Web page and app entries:
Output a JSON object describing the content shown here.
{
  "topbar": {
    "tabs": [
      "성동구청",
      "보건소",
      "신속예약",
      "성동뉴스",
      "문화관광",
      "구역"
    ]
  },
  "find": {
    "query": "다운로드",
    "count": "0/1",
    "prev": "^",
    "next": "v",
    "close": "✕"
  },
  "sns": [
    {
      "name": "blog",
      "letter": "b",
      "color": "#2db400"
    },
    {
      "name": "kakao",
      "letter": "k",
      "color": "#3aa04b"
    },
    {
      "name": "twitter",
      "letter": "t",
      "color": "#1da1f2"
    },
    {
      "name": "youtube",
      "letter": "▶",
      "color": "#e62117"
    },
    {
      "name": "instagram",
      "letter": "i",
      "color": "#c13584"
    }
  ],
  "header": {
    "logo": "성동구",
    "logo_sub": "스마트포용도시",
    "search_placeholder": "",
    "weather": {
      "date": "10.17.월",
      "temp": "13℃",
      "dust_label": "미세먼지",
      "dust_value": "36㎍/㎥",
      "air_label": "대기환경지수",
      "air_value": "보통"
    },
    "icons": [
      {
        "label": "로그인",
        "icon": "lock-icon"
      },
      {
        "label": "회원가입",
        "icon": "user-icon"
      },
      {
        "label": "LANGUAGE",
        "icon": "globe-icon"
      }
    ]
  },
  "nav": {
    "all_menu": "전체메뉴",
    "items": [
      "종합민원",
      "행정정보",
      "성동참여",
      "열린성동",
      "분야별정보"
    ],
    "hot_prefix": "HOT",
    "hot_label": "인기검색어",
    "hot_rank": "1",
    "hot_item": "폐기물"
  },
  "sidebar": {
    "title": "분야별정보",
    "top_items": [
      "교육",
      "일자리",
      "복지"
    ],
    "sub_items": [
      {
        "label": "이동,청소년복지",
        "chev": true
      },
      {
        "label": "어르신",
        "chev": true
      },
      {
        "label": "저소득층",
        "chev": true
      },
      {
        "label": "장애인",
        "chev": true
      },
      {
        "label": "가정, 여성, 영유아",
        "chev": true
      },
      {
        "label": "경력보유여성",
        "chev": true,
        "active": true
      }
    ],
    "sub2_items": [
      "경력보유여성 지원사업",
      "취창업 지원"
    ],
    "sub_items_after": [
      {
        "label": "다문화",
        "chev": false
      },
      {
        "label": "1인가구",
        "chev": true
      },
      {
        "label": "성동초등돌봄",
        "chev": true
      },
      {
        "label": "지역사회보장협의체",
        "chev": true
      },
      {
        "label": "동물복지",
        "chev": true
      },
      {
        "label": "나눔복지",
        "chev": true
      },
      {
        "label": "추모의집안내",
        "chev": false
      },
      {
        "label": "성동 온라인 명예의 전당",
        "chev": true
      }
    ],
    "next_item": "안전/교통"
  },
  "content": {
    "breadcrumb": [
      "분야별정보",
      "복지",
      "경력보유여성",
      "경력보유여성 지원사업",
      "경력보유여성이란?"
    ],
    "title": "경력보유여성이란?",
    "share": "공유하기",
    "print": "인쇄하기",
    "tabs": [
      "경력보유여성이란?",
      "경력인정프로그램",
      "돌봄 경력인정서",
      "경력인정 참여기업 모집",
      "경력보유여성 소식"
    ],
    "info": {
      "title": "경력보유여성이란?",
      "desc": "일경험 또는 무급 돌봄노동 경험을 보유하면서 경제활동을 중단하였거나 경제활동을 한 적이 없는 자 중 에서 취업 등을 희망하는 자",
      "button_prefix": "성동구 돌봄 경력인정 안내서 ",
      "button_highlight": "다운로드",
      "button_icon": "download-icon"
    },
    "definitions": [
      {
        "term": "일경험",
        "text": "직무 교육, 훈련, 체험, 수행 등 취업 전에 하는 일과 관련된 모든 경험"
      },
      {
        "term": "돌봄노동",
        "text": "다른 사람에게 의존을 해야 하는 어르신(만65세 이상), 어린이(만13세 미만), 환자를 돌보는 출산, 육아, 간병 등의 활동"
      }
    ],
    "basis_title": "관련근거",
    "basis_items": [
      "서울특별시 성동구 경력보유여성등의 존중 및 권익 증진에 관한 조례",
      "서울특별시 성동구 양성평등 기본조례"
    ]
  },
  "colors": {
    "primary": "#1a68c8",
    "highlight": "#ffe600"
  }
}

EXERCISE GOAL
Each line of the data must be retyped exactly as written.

SOLUTION TO THIS EXERCISE
Output a JSON object describing the content shown here.
{
  "topbar": {
    "tabs": [
      "성동구청",
      "보건소",
      "신속예약",
      "성동뉴스",
      "문화관광",
      "구역"
    ]
  },
  "find": {
    "query": "다운로드",
    "count": "0/1",
    "prev": "^",
    "next": "v",
    "close": "✕"
  },
  "sns": [
    {
      "name": "blog",
      "letter": "b",
      "color": "#2db400"
    },
    {
      "name": "kakao",
      "letter": "k",
      "color": "#3aa04b"
    },
    {
      "name": "twitter",
      "letter": "t",
      "color": "#1da1f2"
    },
    {
      "name": "youtube",
      "letter": "▶",
      "color": "#e62117"
    },
    {
      "name": "instagram",
      "letter": "i",
      "color": "#c13584"
    }
  ],
  "header": {
    "logo": "성동구",
    "logo_sub": "스마트포용도시",
    "search_placeholder": "",
    "weather": {
      "date": "10.17.월",
      "temp": "13℃",
      "dust_label": "미세먼지",
      "dust_value": "36㎍/㎥",
      "air_label": "대기환경지수",
      "air_value": "보통"
    },
    "icons": [
      {
        "label": "로그인",
        "icon": "lock-icon"
      },
      {
        "label": "회원가입",
        "icon": "user-icon"
      },
      {
        "label": "LANGUAGE",
        "icon": "globe-icon"
      }
    ]
  },
  "nav": {
    "all_menu": "전체메뉴",
    "items": [
      "종합민원",
      "행정정보",
      "성동참여",
      "열린성동",
      "분야별정보"
    ],
    "hot_prefix": "HOT",
    "hot_label": "인기검색어",
    "hot_rank": "1",
    "hot_item": "폐기물"
  },
  "sidebar": {
    "title": "분야별정보",
    "top_items": [
      "교육",
      "일자리",
      "복지"
    ],
    "sub_items": [
      {
        "label": "이동,청소년복지",
        "chev": true
      },
      {
        "label": "어르신",
        "chev": true
      },
      {
        "label": "저소득층",
        "chev": true
      },
      {
        "label": "장애인",
        "chev": true
      },
      {
        "label": "가정, 여성, 영유아",
        "chev": true
      },
      {
        "label": "경력보유여성",
        "chev": true,
        "active": true
      }
    ],
    "sub2_items": [
      "경력보유여성 지원사업",
      "취창업 지원"
    ],
    "sub_items_after": [
      {
        "label": "다문화",
        "chev": false
      },
      {
        "label": "1인가구",
        "chev": true
      },
      {
        "label": "성동초등돌봄",
        "chev": true
      },
      {
        "label": "지역사회보장협의체",
        "chev": true
      },
      {
        "label": "동물복지",
        "chev": true
      },
      {
        "label": "나눔복지",
        "chev": true
      },
      {
        "label": "추모의집안내",
        "chev": false
      },
      {
        "label": "성동 온라인 명예의 전당",
        "chev": true
      }
    ],
    "next_item": "안전/교통"
  },
  "content": {
    "breadcrumb": [
      "분야별정보",
      "복지",
      "경력보유여성",
      "경력보유여성 지원사업",
      "경력보유여성이란?"
    ],
    "title": "경력보유여성이란?",
    "share": "공유하기",
    "print": "인쇄하기",
    "tabs": [
      "경력보유여성이란?",
      "경력인정프로그램",
      "돌봄 경력인정서",
      "경력인정 참여기업 모집",
      "경력보유여성 소식"
    ],
    "info": {
      "title": "경력보유여성이란?",
      "desc": "일경험 또는 무급 돌봄노동 경험을 보유하면서 경제활동을 중단하였거나 경제활동을 한 적이 없는 자 중 에서 취업 등을 희망하는 자",
      "button_prefix": "성동구 돌봄 경력인정 안내서 ",
      "button_highlight": "다운로드",
      "button_icon": "download-icon"
    },
    "definitions": [
      {
        "term": "일경험",
        "text": "직무 교육, 훈련, 체험, 수행 등 취업 전에 하는 일과 관련된 모든 경험"
      },
      {
        "term": "돌봄노동",
        "text": "다른 사람에게 의존을 해야 하는 어르신(만65세 이상), 어린이(만13세 미만), 환자를 돌보는 출산, 육아, 간병 등의 활동"
      }
    ],
    "basis_title": "관련근거",
    "basis_items": [
      "서울특별시 성동구 경력보유여성등의 존중 및 권익 증진에 관한 조례",
      "서울특별시 성동구 양성평등 기본조례"
    ]
  },
  "colors": {
    "primary": "#1a68c8",
    "highlight": "#ffe600"
  }
}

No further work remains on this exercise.